• _Aim of the task_: Give the data again in full. Keep every line the same.
>>>>
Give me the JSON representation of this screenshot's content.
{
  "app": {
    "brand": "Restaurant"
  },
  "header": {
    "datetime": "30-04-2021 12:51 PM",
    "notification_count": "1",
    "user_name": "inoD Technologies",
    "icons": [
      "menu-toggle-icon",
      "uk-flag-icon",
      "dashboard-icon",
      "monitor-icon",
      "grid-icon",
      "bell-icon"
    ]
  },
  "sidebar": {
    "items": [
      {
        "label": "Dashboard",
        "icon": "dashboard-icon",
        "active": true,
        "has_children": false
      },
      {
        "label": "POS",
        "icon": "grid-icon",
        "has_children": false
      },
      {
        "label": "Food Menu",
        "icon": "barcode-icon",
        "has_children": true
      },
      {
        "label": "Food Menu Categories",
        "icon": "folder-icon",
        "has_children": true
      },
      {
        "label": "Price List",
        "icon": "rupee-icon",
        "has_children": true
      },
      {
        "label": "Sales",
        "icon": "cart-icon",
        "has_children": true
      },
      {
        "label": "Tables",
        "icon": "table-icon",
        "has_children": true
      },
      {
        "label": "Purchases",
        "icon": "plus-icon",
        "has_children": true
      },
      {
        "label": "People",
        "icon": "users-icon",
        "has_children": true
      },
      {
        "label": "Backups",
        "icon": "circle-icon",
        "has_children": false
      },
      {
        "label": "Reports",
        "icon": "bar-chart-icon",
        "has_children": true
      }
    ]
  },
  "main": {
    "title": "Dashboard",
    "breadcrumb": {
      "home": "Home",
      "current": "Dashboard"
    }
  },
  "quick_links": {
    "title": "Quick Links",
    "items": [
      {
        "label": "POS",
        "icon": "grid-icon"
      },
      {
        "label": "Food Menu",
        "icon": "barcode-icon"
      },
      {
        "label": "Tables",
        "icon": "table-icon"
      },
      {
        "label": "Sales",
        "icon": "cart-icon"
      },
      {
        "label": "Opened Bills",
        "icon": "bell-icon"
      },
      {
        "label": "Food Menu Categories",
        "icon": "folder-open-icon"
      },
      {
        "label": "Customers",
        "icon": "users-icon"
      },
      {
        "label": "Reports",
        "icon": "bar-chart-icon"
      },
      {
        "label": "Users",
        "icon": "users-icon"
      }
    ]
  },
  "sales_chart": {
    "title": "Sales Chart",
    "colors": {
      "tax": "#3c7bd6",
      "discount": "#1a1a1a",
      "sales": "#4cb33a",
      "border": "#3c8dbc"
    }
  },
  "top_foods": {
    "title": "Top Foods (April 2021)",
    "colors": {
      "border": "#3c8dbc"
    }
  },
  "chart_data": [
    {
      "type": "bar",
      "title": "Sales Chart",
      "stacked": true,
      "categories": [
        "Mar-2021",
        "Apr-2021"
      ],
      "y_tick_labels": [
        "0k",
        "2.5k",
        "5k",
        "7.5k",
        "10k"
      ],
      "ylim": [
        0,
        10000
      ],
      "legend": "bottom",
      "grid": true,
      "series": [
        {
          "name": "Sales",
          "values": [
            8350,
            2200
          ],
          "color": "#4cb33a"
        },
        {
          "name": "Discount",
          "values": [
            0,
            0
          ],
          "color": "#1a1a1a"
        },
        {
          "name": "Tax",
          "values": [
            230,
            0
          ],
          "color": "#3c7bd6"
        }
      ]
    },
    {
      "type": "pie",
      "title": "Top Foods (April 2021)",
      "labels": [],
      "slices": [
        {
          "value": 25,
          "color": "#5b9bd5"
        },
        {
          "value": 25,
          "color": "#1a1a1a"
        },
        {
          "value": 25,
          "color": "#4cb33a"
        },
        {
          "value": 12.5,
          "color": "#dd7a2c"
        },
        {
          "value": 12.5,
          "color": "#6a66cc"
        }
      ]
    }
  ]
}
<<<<
• _Exercise response_:
Give me the JSON representation of this screenshot's content.
{
  "app": {
    "brand": "Restaurant"
  },
  "header": {
    "datetime": "30-04-2021 12:51 PM",
    "notification_count": "1",
    "user_name": "inoD Technologies",
    "icons": [
      "menu-toggle-icon",
      "uk-flag-icon",
      "dashboard-icon",
      "monitor-icon",
      "grid-icon",
      "bell-icon"
    ]
  },
  "sidebar": {
    "items": [
      {
        "label": "Dashboard",
        "icon": "dashboard-icon",
        "active": true,
        "has_children": false
      },
      {
        "label": "POS",
        "icon": "grid-icon",
        "has_children": false
      },
      {
        "label": "Food Menu",
        "icon": "barcode-icon",
        "has_children": true
      },
      {
        "label": "Food Menu Categories",
        "icon": "folder-icon",
        "has_children": true
      },
      {
        "label": "Price List",
        "icon": "rupee-icon",
        "has_children": true
      },
      {
        "label": "Sales",
        "icon": "cart-icon",
        "has_children": true
      },
      {
        "label": "Tables",
        "icon": "table-icon",
        "has_children": true
      },
      {
        "label": "Purchases",
        "icon": "plus-icon",
        "has_children": true
      },
      {
        "label": "People",
        "icon": "users-icon",
        "has_children": true
      },
      {
        "label": "Backups",
        "icon": "circle-icon",
        "has_children": false
      },
      {
        "label": "Reports",
        "icon": "bar-chart-icon",
        "has_children": true
      }
    ]
  },
  "main": {
    "title": "Dashboard",
    "breadcrumb": {
      "home": "Home",
      "current": "Dashboard"
    }
  },
  "quick_links": {
    "title": "Quick Links",
    "items": [
      {
        "label": "POS",
        "icon": "grid-icon"
      },
      {
        "label": "Food Menu",
        "icon": "barcode-icon"
      },
      {
        "label": "Tables",
        "icon": "table-icon"
      },
      {
        "label": "Sales",
        "icon": "cart-icon"
      },
      {
        "label": "Opened Bills",
        "icon": "bell-icon"
      },
      {
        "label": "Food Menu Categories",
        "icon": "folder-open-icon"
      },
      {
        "label": "Customers",
        "icon": "users-icon"
      },
      {
        "label": "Reports",
        "icon": "bar-chart-icon"
      },
      {
        "label": "Users",
        "icon": "users-icon"
      }
    ]
  },
  "sales_chart": {
    "title": "Sales Chart",
    "colors": {
      "tax": "#3c7bd6",
      "discount": "#1a1a1a",
      "sales": "#4cb33a",
      "border": "#3c8dbc"
    }
  },
  "top_foods": {
    "title": "Top Foods (April 2021)",
    "colors": {
      "border": "#3c8dbc"
    }
  },
  "chart_data": [
    {
      "type": "bar",
      "title": "Sales Chart",
      "stacked": true,
      "categories": [
        "Mar-2021",
        "Apr-2021"
      ],
      "y_tick_labels": [
        "0k",
        "2.5k",
        "5k",
        "7.5k",
        "10k"
      ],
      "ylim": [
        0,
        10000
      ],
      "legend": "bottom",
      "grid": true,
      "series": [
        {
          "name": "Sales",
          "values": [
            8350,
            2200
          ],
          "color": "#4cb33a"
        },
        {
          "name": "Discount",
          "values": [
            0,
            0
          ],
          "color": "#1a1a1a"
        },
        {
          "name": "Tax",
          "values": [
            230,
            0
          ],
          "color": "#3c7bd6"
        }
      ]
    },
    {
      "type": "pie",
      "title": "Top Foods (April 2021)",
      "labels": [],
      "slices": [
        {
          "value": 25,
          "color": "#5b9bd5"
        },
        {
          "value": 25,
          "color": "#1a1a1a"
        },
        {
          "value": 25,
          "color": "#4cb33a"
        },
        {
          "value": 12.5,
          "color": "#dd7a2c"
        },
        {
          "value": 12.5,
          "color": "#6a66cc"
        }
      ]
    }
  ]
}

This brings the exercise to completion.